**What is required**. Scan the records below for the word "Subcategory". Copy each line where it appears.

Records from a data source
+-------+
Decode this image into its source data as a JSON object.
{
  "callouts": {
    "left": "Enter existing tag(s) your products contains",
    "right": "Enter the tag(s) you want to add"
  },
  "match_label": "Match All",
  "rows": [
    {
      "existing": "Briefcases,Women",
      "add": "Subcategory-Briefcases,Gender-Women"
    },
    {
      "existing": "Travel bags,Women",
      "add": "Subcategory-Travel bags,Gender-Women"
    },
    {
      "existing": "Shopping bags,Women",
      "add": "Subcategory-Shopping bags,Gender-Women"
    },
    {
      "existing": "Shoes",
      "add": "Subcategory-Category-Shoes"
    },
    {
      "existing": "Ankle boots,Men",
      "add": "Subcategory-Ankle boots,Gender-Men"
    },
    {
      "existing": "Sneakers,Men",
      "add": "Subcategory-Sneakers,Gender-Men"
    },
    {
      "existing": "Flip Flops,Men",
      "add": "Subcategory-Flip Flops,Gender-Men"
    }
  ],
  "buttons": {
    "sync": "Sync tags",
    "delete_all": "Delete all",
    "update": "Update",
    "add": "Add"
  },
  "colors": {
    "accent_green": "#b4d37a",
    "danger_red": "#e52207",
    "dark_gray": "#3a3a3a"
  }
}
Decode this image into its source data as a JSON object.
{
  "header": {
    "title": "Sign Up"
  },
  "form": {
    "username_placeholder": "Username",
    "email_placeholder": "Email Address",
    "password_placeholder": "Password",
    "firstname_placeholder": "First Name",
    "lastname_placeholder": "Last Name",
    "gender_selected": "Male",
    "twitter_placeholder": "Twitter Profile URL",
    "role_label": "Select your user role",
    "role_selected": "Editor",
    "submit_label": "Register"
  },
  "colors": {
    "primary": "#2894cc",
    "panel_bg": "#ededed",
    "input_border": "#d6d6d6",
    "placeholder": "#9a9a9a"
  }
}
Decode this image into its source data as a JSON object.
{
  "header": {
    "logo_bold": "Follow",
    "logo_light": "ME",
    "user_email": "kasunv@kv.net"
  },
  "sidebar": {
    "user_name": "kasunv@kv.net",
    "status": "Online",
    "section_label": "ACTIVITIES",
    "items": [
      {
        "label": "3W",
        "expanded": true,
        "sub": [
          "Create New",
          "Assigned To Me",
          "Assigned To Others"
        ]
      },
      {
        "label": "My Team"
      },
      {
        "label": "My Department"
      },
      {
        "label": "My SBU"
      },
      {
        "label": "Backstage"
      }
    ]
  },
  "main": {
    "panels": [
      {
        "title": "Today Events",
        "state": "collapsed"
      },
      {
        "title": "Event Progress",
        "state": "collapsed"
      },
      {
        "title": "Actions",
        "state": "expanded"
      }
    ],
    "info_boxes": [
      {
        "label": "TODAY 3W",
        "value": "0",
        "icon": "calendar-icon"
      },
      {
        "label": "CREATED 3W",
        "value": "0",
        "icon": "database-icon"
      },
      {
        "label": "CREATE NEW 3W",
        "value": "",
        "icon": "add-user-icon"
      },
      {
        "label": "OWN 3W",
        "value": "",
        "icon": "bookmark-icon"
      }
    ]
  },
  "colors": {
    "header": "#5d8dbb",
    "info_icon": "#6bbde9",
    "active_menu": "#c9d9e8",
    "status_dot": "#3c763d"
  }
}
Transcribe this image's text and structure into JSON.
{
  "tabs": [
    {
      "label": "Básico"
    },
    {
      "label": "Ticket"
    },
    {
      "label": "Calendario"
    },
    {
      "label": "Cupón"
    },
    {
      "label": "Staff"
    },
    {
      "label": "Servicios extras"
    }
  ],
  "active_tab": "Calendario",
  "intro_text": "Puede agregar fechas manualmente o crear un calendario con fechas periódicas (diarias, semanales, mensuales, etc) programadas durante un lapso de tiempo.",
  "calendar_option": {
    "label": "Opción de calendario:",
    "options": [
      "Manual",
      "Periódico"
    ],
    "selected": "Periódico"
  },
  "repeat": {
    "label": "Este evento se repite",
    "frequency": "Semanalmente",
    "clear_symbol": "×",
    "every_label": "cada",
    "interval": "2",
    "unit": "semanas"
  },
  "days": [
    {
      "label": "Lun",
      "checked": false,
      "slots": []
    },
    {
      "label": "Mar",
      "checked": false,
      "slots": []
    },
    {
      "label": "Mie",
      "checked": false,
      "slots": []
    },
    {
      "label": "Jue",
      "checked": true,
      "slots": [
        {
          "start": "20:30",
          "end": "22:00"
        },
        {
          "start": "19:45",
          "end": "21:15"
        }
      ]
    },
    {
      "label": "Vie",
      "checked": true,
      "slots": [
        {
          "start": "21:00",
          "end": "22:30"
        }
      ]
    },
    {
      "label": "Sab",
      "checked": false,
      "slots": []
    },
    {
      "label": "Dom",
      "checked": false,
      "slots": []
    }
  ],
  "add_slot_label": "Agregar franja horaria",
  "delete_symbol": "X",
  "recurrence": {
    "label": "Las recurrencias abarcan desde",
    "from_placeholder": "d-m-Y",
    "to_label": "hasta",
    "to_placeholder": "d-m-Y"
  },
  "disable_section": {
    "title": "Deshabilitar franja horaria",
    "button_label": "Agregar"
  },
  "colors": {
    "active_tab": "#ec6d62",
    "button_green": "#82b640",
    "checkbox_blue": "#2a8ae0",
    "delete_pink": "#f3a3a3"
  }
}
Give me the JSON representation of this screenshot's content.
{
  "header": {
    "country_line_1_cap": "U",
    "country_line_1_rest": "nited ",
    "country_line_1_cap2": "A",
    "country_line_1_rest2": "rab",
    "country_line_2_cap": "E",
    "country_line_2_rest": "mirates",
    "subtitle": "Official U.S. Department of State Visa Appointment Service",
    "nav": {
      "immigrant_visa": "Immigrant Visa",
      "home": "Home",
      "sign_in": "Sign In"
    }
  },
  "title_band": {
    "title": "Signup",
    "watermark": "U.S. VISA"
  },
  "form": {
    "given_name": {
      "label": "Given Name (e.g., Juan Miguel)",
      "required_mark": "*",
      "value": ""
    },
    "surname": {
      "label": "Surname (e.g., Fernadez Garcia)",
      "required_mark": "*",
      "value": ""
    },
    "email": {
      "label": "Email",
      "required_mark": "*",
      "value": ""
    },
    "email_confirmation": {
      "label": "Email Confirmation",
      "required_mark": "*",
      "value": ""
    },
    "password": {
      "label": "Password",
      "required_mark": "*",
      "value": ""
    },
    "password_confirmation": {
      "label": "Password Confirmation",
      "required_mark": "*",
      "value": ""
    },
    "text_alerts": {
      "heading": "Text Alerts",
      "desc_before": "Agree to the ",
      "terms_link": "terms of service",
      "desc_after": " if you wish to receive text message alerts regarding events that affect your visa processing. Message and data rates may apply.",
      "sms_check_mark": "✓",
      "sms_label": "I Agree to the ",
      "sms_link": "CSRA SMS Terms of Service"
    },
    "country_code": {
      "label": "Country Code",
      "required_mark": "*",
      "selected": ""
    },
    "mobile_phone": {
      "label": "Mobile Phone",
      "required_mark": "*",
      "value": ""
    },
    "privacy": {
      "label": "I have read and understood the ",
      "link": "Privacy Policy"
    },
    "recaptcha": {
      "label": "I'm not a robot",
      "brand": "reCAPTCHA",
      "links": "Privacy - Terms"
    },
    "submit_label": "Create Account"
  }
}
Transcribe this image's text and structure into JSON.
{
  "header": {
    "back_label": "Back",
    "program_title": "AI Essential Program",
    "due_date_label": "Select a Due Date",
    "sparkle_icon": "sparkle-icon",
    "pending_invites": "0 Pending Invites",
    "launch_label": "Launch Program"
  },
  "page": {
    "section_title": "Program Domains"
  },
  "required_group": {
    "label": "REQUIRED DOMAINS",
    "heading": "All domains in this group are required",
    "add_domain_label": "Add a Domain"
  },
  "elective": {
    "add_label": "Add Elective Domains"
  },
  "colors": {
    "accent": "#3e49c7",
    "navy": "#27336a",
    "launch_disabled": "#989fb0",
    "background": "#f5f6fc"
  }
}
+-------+
**Your solution**.
      "add": "Subcategory-Briefcases,Gender-Women"
      "add": "Subcategory-Travel bags,Gender-Women"
      "add": "Subcategory-Shopping bags,Gender-Women"
      "add": "Subcategory-Category-Shoes"
      "add": "Subcategory-Ankle boots,Gender-Men"
      "add": "Subcategory-Sneakers,Gender-Men"
      "add": "Subcategory-Flip Flops,Gender-Men"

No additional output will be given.